If it comes into force, Gloria’s Law will ensure that no elderly or vulnerable person ever dies alone while staying in a care home.
During the recent pandemic hundreds died isolated and alone in care homes. This is heart wrenching enough. The fact their families and friends were unable comfort let alone say goodbye to their loved ones in their final moments only compounds this sad chapter.
Gloria’s Law wants to make sure this never happens to anyone again.
Gloria’s Law is named after actress Ruthie Henshall’s mother. Ms Henshall was forced to watch her mother decline from the other side of a closed window in her care home. When she eventually persuaded the home to let her see her mother, they had next to no time left together.
The campaign has rightly caught the public eye. Celebrities including Stephen Fry, Martine McCutcheon, Russell T Davies, Jason Manford, Robson Green, Alice Beer, Hermione Norris, Denise Welch, Penny Smith, Colin McFarlane and Russell Watson have joined MPs and over 70 organisations to call for the new law. If successful, the law would herald a new legal right for people using health and care services that would guarantee them the support of a family carer. This carer would be available at all times, even during a pandemic.
Many of the families who experienced the harm of separation during Covid travelled to Westminster on the 6th of June to lobby in person for this new law to add their voice to the efforts of the 60 MPs who have already written to the Secretary of State to demand the new law is passed.
Politicians from all parties link up to press for Gloria’s Law
The date they chose was no coincidence. The rally coincided with Labour MP Dan Carden tabling a Ten Minute Rule Bill, the ‘Care Supporters Bill’. Mr Carden did so with the support of a coalition of Conservative MP Tracey Crouch, Liberal Democrat deputy leader Daisy Cooper, and Plaid Cymru Westminster Leader Liz Saville Roberts, a combination that shows this bill surpasses party loyalties.
Ahead of tabling the bill Mr Carden said:
“Campaign groups and their families should not still have to fight to see their loved ones in hospitals, care homes and other care settings. These are some of the most vulnerable people in our society – guidance has not and will not adequately protect their ability to spend time with those they hold dearest, as we have so often witnessed.
Families do not deserve any further delay; they have suffered enough. We must learn from the collective trauma of the coronavirus pandemic and bring in legislation. I cannot think of any other issue that has commanded such unanimous cross-party support – my Ten Minute Rule Bill would ensure that those who receive health and care services have the right to be accompanied by a care supporter. It is in the government’s hands now to put it into law.”

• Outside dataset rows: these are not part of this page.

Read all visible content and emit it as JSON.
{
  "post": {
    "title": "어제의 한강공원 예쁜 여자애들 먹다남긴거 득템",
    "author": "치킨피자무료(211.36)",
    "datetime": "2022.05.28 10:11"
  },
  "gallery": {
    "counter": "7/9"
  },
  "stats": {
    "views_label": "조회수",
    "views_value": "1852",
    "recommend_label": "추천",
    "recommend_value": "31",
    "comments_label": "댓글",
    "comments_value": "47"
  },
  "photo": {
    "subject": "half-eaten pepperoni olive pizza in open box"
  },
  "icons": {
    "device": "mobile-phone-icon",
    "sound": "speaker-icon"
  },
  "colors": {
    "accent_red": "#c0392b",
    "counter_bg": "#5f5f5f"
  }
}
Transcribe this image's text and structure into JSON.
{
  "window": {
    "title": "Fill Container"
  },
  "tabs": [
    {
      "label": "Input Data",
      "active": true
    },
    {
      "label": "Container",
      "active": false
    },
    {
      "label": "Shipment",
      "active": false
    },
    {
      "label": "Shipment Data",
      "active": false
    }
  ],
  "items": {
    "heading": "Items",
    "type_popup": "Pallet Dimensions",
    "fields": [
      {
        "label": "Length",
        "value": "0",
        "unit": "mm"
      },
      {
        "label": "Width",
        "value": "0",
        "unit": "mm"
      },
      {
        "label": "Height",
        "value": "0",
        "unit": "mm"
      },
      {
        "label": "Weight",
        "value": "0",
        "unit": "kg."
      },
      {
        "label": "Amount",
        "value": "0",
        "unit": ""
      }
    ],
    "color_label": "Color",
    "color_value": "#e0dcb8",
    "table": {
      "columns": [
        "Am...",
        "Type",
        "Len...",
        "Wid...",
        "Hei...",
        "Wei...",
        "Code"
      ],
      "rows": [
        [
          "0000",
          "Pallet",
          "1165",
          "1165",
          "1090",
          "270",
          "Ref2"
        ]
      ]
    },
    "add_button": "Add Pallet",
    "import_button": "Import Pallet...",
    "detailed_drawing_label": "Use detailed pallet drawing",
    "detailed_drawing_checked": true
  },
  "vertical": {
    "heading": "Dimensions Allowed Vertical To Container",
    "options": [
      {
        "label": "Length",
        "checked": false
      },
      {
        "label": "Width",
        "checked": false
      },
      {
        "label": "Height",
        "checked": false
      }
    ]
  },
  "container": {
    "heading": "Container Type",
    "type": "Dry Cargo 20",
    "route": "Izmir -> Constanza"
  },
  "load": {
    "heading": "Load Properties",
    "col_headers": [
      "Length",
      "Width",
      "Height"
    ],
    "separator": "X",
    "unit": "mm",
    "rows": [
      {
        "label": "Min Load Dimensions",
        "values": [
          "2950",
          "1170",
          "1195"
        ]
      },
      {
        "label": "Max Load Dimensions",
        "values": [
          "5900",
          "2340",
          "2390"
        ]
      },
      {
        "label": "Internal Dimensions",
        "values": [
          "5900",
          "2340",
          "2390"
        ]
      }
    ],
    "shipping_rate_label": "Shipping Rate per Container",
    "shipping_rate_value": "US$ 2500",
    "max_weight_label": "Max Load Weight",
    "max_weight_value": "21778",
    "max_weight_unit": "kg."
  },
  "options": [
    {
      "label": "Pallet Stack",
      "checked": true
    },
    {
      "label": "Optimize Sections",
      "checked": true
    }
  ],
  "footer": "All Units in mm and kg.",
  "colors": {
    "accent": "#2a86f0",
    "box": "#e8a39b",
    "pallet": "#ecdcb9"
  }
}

During the event, the Care Minister, Helen Whately MP, and Health Minister , Steve Barclay MP, heard directly from families about the severe harm caused by isolation in hospitals and care homes and was moving enough to prompt Ms Whately to promise she was “on the case” and commit to “sorting this out”.